*** Opening Provided entries ***

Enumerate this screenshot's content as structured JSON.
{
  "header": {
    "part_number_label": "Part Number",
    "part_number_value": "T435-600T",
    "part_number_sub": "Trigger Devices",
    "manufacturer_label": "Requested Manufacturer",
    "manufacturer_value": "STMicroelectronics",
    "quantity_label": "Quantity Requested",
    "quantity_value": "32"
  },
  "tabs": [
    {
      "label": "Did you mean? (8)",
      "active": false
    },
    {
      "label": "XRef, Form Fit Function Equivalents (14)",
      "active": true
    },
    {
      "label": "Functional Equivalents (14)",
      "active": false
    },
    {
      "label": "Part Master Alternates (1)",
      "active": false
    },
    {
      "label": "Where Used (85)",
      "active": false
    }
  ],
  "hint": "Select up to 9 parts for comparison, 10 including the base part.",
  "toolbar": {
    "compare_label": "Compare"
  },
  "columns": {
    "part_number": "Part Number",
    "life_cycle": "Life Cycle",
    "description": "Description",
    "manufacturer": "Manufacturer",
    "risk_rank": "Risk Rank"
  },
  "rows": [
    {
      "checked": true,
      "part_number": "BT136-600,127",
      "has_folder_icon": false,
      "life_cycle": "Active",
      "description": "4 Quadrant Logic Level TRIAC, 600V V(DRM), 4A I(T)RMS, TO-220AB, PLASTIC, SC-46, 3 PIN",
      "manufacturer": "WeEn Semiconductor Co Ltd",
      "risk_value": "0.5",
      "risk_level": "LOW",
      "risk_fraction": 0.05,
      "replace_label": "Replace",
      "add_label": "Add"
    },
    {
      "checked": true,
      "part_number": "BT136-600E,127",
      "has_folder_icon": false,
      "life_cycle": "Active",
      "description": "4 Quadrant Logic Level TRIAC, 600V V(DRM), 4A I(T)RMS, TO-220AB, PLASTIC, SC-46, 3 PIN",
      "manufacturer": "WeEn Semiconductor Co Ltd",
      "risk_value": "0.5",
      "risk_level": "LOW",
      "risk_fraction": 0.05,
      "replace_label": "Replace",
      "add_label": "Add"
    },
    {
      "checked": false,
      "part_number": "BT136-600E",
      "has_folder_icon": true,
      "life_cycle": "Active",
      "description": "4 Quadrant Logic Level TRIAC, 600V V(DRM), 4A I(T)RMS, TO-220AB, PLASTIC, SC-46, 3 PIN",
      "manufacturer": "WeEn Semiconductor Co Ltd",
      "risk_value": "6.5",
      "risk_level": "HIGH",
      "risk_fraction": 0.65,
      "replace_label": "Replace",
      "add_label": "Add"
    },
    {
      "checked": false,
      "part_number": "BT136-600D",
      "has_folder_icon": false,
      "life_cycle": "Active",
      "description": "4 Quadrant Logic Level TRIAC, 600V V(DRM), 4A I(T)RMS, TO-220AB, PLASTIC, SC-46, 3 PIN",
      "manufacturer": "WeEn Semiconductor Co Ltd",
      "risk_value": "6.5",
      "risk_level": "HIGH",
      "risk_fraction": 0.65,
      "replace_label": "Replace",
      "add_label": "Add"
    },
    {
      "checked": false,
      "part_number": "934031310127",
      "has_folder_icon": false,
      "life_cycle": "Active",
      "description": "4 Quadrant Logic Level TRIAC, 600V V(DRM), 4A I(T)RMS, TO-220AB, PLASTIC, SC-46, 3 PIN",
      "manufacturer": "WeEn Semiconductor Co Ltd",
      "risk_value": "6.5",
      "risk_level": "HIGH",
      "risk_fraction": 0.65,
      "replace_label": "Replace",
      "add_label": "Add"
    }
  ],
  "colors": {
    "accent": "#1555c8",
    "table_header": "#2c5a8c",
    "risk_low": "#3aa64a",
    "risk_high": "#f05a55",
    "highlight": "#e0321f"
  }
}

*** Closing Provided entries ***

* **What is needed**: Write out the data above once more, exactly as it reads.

* **Response**:
Enumerate this screenshot's content as structured JSON.
{
  "header": {
    "part_number_label": "Part Number",
    "part_number_value": "T435-600T",
    "part_number_sub": "Trigger Devices",
    "manufacturer_label": "Requested Manufacturer",
    "manufacturer_value": "STMicroelectronics",
    "quantity_label": "Quantity Requested",
    "quantity_value": "32"
  },
  "tabs": [
    {
      "label": "Did you mean? (8)",
      "active": false
    },
    {
      "label": "XRef, Form Fit Function Equivalents (14)",
      "active": true
    },
    {
      "label": "Functional Equivalents (14)",
      "active": false
    },
    {
      "label": "Part Master Alternates (1)",
      "active": false
    },
    {
      "label": "Where Used (85)",
      "active": false
    }
  ],
  "hint": "Select up to 9 parts for comparison, 10 including the base part.",
  "toolbar": {
    "compare_label": "Compare"
  },
  "columns": {
    "part_number": "Part Number",
    "life_cycle": "Life Cycle",
    "description": "Description",
    "manufacturer": "Manufacturer",
    "risk_rank": "Risk Rank"
  },
  "rows": [
    {
      "checked": true,
      "part_number": "BT136-600,127",
      "has_folder_icon": false,
      "life_cycle": "Active",
      "description": "4 Quadrant Logic Level TRIAC, 600V V(DRM), 4A I(T)RMS, TO-220AB, PLASTIC, SC-46, 3 PIN",
      "manufacturer": "WeEn Semiconductor Co Ltd",
      "risk_value": "0.5",
      "risk_level": "LOW",
      "risk_fraction": 0.05,
      "replace_label": "Replace",
      "add_label": "Add"
    },
    {
      "checked": true,
      "part_number": "BT136-600E,127",
      "has_folder_icon": false,
      "life_cycle": "Active",
      "description": "4 Quadrant Logic Level TRIAC, 600V V(DRM), 4A I(T)RMS, TO-220AB, PLASTIC, SC-46, 3 PIN",
      "manufacturer": "WeEn Semiconductor Co Ltd",
      "risk_value": "0.5",
      "risk_level": "LOW",
      "risk_fraction": 0.05,
      "replace_label": "Replace",
      "add_label": "Add"
    },
    {
      "checked": false,
      "part_number": "BT136-600E",
      "has_folder_icon": true,
      "life_cycle": "Active",
      "description": "4 Quadrant Logic Level TRIAC, 600V V(DRM), 4A I(T)RMS, TO-220AB, PLASTIC, SC-46, 3 PIN",
      "manufacturer": "WeEn Semiconductor Co Ltd",
      "risk_value": "6.5",
      "risk_level": "HIGH",
      "risk_fraction": 0.65,
      "replace_label": "Replace",
      "add_label": "Add"
    },
    {
      "checked": false,
      "part_number": "BT136-600D",
      "has_folder_icon": false,
      "life_cycle": "Active",
      "description": "4 Quadrant Logic Level TRIAC, 600V V(DRM), 4A I(T)RMS, TO-220AB, PLASTIC, SC-46, 3 PIN",
      "manufacturer": "WeEn Semiconductor Co Ltd",
      "risk_value": "6.5",
      "risk_level": "HIGH",
      "risk_fraction": 0.65,
      "replace_label": "Replace",
      "add_label": "Add"
    },
    {
      "checked": false,
      "part_number": "934031310127",
      "has_folder_icon": false,
      "life_cycle": "Active",
      "description": "4 Quadrant Logic Level TRIAC, 600V V(DRM), 4A I(T)RMS, TO-220AB, PLASTIC, SC-46, 3 PIN",
      "manufacturer": "WeEn Semiconductor Co Ltd",
      "risk_value": "6.5",
      "risk_level": "HIGH",
      "risk_fraction": 0.65,
      "replace_label": "Replace",
      "add_label": "Add"
    }
  ],
  "colors": {
    "accent": "#1555c8",
    "table_header": "#2c5a8c",
    "risk_low": "#3aa64a",
    "risk_high": "#f05a55",
    "highlight": "#e0321f"
  }
}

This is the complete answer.